# Extrema Where the Derivative is Undefined

Say we are given the derivative of a function say, $$f'(x)=\begin{cases} 5 & x<3 \\ -5 & x>3 \end{cases}$$ Notice that the derivative has opposite signs on either side of $x=3$, so you would expect an extrema to occur in $f$ at $x=3$ (specifically a maximum in this case), however the derivative is undefined at $x=3$, so is there still an extrema?

This is just an example of the general case: if the derivative of a function is opposite signs on either side of $x=\rho$, but the derivative is undefined at $x=\rho$, does the function still have an extrema?

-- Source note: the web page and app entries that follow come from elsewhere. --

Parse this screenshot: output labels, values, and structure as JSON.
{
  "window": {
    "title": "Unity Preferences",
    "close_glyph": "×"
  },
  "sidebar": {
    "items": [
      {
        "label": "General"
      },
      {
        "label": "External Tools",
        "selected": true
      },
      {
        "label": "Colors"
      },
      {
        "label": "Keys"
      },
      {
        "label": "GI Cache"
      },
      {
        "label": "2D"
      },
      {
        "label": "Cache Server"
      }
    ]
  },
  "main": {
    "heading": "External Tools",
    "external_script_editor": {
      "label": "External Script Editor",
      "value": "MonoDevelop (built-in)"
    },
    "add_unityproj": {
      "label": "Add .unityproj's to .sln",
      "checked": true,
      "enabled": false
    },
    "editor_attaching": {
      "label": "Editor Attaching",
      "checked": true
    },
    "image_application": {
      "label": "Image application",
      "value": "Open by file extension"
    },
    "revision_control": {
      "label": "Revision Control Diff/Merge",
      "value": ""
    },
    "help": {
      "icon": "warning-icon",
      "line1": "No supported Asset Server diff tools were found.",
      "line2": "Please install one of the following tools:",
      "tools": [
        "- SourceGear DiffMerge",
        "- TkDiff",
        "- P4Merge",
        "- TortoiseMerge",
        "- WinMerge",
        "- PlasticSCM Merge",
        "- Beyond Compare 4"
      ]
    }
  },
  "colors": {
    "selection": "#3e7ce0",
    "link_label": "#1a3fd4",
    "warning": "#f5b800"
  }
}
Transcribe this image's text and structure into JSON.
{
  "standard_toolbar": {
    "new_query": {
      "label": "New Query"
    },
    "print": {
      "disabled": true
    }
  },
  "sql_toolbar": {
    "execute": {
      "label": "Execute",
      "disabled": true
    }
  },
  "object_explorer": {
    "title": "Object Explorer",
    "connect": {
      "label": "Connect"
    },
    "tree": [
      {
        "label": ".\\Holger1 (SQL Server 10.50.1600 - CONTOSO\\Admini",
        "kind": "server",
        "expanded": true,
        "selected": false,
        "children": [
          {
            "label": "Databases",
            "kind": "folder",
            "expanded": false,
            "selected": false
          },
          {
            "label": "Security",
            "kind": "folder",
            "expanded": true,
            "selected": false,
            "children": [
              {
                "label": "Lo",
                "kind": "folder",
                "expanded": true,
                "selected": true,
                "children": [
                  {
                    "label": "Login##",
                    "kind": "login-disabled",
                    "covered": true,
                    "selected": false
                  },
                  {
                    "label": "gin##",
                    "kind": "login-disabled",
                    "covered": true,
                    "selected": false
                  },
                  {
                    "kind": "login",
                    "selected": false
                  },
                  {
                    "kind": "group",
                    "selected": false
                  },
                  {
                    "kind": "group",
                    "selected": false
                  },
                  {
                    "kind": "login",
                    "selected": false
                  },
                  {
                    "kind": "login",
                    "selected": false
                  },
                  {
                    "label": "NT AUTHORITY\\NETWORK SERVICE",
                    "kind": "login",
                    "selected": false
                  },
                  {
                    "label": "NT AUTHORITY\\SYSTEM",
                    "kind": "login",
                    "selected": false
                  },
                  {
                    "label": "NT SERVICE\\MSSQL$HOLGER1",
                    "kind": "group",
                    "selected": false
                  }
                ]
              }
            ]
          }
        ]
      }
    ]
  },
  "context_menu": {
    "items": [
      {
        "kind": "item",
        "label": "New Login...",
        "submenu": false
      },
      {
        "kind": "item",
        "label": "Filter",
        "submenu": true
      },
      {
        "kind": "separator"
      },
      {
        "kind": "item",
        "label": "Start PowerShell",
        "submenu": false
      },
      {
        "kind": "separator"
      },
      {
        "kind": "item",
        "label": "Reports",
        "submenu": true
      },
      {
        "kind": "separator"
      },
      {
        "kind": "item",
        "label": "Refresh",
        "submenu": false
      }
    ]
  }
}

• My guess would be yes because the function $f=|x|$ experiences this, but I would like conformation. – wfish454 Tutorials May 22 '16 at 1:43
• When you said "extrema", do you mean local extrema or global extrema? – BigbearZzz May 22 '16 at 2:01
• Local extrema, my bad – wfish454 Tutorials May 22 '16 at 2:23
• It's possible that $\lim_{x \nearrow 3} f(x) < f(3) < \lim_{x \searrow 3} f(x)$. In this case $f$ does not have a local extremum at $x = 3$. – littleO May 22 '16 at 2:49
• We say that because $\ f \ ' ( x ) \$ is not defined at $\ x \ = \ 3 \$ , this value of $\ x \$ is a critical point for the function, which does not automatically imply that it is an extremum. The whole question of extrema has to be handled with some care in any event: we also know that a critical point with $\ f \ ' (x) \ = \ 0 \$ is not necessarily an extremum, as with $\ x \ = \ 0 \$ for $\ f ( x ) \ = \ x^3 \$ . The anti-derivative for your function might not be continuous (as Graham Kemp's reply discusses), so some caution in analysis is always advisable. – colormegone May 22 '16 at 3:55

At any local maximum $x$, $\lim_{t \to 0^+} \frac{f(x+t)-f(x)}{t}\leq 0$ and $\lim_{t \to 0^-} \frac{f(x+t)-f(x)}{t}\geq 0$ (if these exist, you can further generalize this using the $\lim\sup$ and $\lim\inf$ in place of the respective limits), and the reverse holds for a minimum.
This is easy to verify, as we approach a maximum from the right $f(x+t)-f(x)\leq 0$, $t\geq 0$ so the inequality must hold. The other inequality holds by similar logic.
• This, while correct, doesn't seem to answer the question. The question is, I believe, "If the derivative of a function is opposite signs on either side of a point $x=\rho$ but the derivative is undefined there, does the function necessary have an extrema?". – BigbearZzz May 22 '16 at 1:59
If $f'(x)= \begin{cases} -5 & : x< 3\\ +5&: x>3 \\ \textsf{undef} & : x=3\end{cases}$ , then all we know about $f$ is that: $$f(x)=5\lvert x-3\rvert +\begin{cases} c_1 & : x < 3 \\ c_2 & : x>3 \\ c_3 & : x=3\end{cases}$$
Where $c_1,c_2,c_3$ are arbitrary constants, but while $c_1,c_2$ will be definite (though not necessarily equal), $c_3$ need not be.
So there could be a local extrema at the point $x=3$, but there need not be one.